## Problem details:
Once the images are set aside, print the remaining lines below exactly.

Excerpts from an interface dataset
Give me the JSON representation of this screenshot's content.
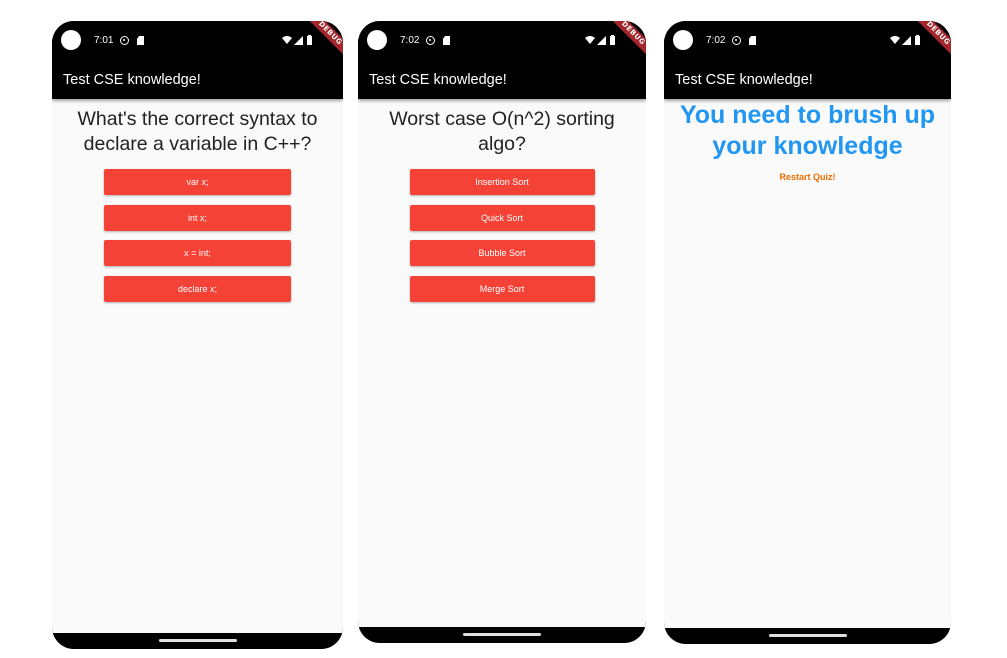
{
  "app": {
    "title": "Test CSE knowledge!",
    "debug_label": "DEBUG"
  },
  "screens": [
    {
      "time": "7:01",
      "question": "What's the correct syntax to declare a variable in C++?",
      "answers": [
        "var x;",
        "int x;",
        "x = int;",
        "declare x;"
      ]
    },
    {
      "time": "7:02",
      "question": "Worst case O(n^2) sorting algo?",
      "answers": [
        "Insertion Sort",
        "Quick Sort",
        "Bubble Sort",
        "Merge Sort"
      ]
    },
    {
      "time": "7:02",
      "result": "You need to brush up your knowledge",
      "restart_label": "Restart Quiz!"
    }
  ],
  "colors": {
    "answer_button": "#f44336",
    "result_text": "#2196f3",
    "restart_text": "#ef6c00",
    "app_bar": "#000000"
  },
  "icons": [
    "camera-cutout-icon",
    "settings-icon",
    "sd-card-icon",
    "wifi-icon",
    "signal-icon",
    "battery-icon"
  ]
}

## Response to the task:
Give me the JSON representation of this screenshot's content.
{
  "app": {
    "title": "Test CSE knowledge!",
    "debug_label": "DEBUG"
  },
  "screens": [
    {
      "time": "7:01",
      "question": "What's the correct syntax to declare a variable in C++?",
      "answers": [
        "var x;",
        "int x;",
        "x = int;",
        "declare x;"
      ]
    },
    {
      "time": "7:02",
      "question": "Worst case O(n^2) sorting algo?",
      "answers": [
        "Insertion Sort",
        "Quick Sort",
        "Bubble Sort",
        "Merge Sort"
      ]
    },
    {
      "time": "7:02",
      "result": "You need to brush up your knowledge",
      "restart_label": "Restart Quiz!"
    }
  ],
  "colors": {
    "answer_button": "#f44336",
    "result_text": "#2196f3",
    "restart_text": "#ef6c00",
    "app_bar": "#000000"
  },
  "icons": [
    "camera-cutout-icon",
    "settings-icon",
    "sd-card-icon",
    "wifi-icon",
    "signal-icon",
    "battery-icon"
  ]
}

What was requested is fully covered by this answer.